Work instruction: Below are the entries; set down each of them exactly.

(App and web page records)
= = = =

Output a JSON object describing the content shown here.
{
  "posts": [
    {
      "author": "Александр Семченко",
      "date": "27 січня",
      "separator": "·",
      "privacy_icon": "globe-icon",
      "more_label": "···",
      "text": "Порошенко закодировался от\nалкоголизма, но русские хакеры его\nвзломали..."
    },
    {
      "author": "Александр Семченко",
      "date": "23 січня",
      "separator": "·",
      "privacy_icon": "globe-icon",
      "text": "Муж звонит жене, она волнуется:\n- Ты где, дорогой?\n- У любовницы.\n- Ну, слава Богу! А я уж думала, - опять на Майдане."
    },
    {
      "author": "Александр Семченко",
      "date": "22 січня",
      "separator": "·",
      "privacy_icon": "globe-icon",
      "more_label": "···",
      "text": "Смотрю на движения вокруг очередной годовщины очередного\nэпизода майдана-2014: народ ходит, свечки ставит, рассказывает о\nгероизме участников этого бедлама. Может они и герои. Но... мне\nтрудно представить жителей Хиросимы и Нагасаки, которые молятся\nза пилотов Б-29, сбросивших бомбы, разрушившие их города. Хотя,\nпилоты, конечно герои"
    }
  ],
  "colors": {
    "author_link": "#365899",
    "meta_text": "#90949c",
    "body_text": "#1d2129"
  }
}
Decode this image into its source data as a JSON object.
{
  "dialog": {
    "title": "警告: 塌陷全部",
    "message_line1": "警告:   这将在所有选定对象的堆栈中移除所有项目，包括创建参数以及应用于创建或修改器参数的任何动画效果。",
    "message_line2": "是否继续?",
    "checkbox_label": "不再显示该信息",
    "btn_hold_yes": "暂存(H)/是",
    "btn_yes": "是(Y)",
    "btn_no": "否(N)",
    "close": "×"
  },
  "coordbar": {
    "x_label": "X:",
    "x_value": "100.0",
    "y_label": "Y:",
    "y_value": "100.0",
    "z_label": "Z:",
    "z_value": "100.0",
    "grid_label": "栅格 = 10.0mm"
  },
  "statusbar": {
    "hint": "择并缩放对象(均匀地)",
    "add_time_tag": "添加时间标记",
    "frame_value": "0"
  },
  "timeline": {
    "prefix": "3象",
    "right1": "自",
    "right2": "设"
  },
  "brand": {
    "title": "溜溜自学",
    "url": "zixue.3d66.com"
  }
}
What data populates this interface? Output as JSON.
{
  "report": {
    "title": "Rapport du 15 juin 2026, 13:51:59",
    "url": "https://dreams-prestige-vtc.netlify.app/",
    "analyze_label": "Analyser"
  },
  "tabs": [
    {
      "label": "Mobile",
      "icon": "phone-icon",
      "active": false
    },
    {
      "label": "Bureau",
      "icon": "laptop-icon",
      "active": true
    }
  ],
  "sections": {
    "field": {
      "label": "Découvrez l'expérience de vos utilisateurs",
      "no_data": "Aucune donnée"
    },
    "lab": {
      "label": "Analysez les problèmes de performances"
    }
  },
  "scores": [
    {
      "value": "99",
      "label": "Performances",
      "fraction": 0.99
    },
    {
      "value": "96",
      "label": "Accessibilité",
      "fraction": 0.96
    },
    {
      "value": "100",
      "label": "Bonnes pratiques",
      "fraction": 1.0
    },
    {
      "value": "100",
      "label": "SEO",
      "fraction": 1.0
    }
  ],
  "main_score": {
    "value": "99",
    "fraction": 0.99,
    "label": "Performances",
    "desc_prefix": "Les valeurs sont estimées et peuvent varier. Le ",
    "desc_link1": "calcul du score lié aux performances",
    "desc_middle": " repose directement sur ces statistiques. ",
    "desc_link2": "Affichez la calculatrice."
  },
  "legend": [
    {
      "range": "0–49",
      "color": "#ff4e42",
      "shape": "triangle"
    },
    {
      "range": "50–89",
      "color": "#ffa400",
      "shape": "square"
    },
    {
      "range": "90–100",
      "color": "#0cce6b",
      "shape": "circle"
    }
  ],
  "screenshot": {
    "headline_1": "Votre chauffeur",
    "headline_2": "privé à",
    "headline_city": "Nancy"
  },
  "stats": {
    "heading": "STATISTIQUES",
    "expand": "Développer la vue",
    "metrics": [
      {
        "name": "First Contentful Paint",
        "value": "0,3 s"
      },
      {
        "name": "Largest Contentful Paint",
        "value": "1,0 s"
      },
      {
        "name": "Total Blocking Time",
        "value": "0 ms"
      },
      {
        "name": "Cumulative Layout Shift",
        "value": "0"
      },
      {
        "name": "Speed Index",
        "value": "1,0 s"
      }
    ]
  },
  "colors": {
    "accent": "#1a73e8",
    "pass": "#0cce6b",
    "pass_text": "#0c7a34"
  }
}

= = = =

Reply:
Output a JSON object describing the content shown here.
{
  "posts": [
    {
      "author": "Александр Семченко",
      "date": "27 січня",
      "separator": "·",
      "privacy_icon": "globe-icon",
      "more_label": "···",
      "text": "Порошенко закодировался от\nалкоголизма, но русские хакеры его\nвзломали..."
    },
    {
      "author": "Александр Семченко",
      "date": "23 січня",
      "separator": "·",
      "privacy_icon": "globe-icon",
      "text": "Муж звонит жене, она волнуется:\n- Ты где, дорогой?\n- У любовницы.\n- Ну, слава Богу! А я уж думала, - опять на Майдане."
    },
    {
      "author": "Александр Семченко",
      "date": "22 січня",
      "separator": "·",
      "privacy_icon": "globe-icon",
      "more_label": "···",
      "text": "Смотрю на движения вокруг очередной годовщины очередного\nэпизода майдана-2014: народ ходит, свечки ставит, рассказывает о\nгероизме участников этого бедлама. Может они и герои. Но... мне\nтрудно представить жителей Хиросимы и Нагасаки, которые молятся\nза пилотов Б-29, сбросивших бомбы, разрушившие их города. Хотя,\nпилоты, конечно герои"
    }
  ],
  "colors": {
    "author_link": "#365899",
    "meta_text": "#90949c",
    "body_text": "#1d2129"
  }
}
Decode this image into its source data as a JSON object.
{
  "dialog": {
    "title": "警告: 塌陷全部",
    "message_line1": "警告:   这将在所有选定对象的堆栈中移除所有项目，包括创建参数以及应用于创建或修改器参数的任何动画效果。",
    "message_line2": "是否继续?",
    "checkbox_label": "不再显示该信息",
    "btn_hold_yes": "暂存(H)/是",
    "btn_yes": "是(Y)",
    "btn_no": "否(N)",
    "close": "×"
  },
  "coordbar": {
    "x_label": "X:",
    "x_value": "100.0",
    "y_label": "Y:",
    "y_value": "100.0",
    "z_label": "Z:",
    "z_value": "100.0",
    "grid_label": "栅格 = 10.0mm"
  },
  "statusbar": {
    "hint": "择并缩放对象(均匀地)",
    "add_time_tag": "添加时间标记",
    "frame_value": "0"
  },
  "timeline": {
    "prefix": "3象",
    "right1": "自",
    "right2": "设"
  },
  "brand": {
    "title": "溜溜自学",
    "url": "zixue.3d66.com"
  }
}
What data populates this interface? Output as JSON.
{
  "report": {
    "title": "Rapport du 15 juin 2026, 13:51:59",
    "url": "https://dreams-prestige-vtc.netlify.app/",
    "analyze_label": "Analyser"
  },
  "tabs": [
    {
      "label": "Mobile",
      "icon": "phone-icon",
      "active": false
    },
    {
      "label": "Bureau",
      "icon": "laptop-icon",
      "active": true
    }
  ],
  "sections": {
    "field": {
      "label": "Découvrez l'expérience de vos utilisateurs",
      "no_data": "Aucune donnée"
    },
    "lab": {
      "label": "Analysez les problèmes de performances"
    }
  },
  "scores": [
    {
      "value": "99",
      "label": "Performances",
      "fraction": 0.99
    },
    {
      "value": "96",
      "label": "Accessibilité",
      "fraction": 0.96
    },
    {
      "value": "100",
      "label": "Bonnes pratiques",
      "fraction": 1.0
    },
    {
      "value": "100",
      "label": "SEO",
      "fraction": 1.0
    }
  ],
  "main_score": {
    "value": "99",
    "fraction": 0.99,
    "label": "Performances",
    "desc_prefix": "Les valeurs sont estimées et peuvent varier. Le ",
    "desc_link1": "calcul du score lié aux performances",
    "desc_middle": " repose directement sur ces statistiques. ",
    "desc_link2": "Affichez la calculatrice."
  },
  "legend": [
    {
      "range": "0–49",
      "color": "#ff4e42",
      "shape": "triangle"
    },
    {
      "range": "50–89",
      "color": "#ffa400",
      "shape": "square"
    },
    {
      "range": "90–100",
      "color": "#0cce6b",
      "shape": "circle"
    }
  ],
  "screenshot": {
    "headline_1": "Votre chauffeur",
    "headline_2": "privé à",
    "headline_city": "Nancy"
  },
  "stats": {
    "heading": "STATISTIQUES",
    "expand": "Développer la vue",
    "metrics": [
      {
        "name": "First Contentful Paint",
        "value": "0,3 s"
      },
      {
        "name": "Largest Contentful Paint",
        "value": "1,0 s"
      },
      {
        "name": "Total Blocking Time",
        "value": "0 ms"
      },
      {
        "name": "Cumulative Layout Shift",
        "value": "0"
      },
      {
        "name": "Speed Index",
        "value": "1,0 s"
      }
    ]
  },
  "colors": {
    "accent": "#1a73e8",
    "pass": "#0cce6b",
    "pass_text": "#0c7a34"
  }
}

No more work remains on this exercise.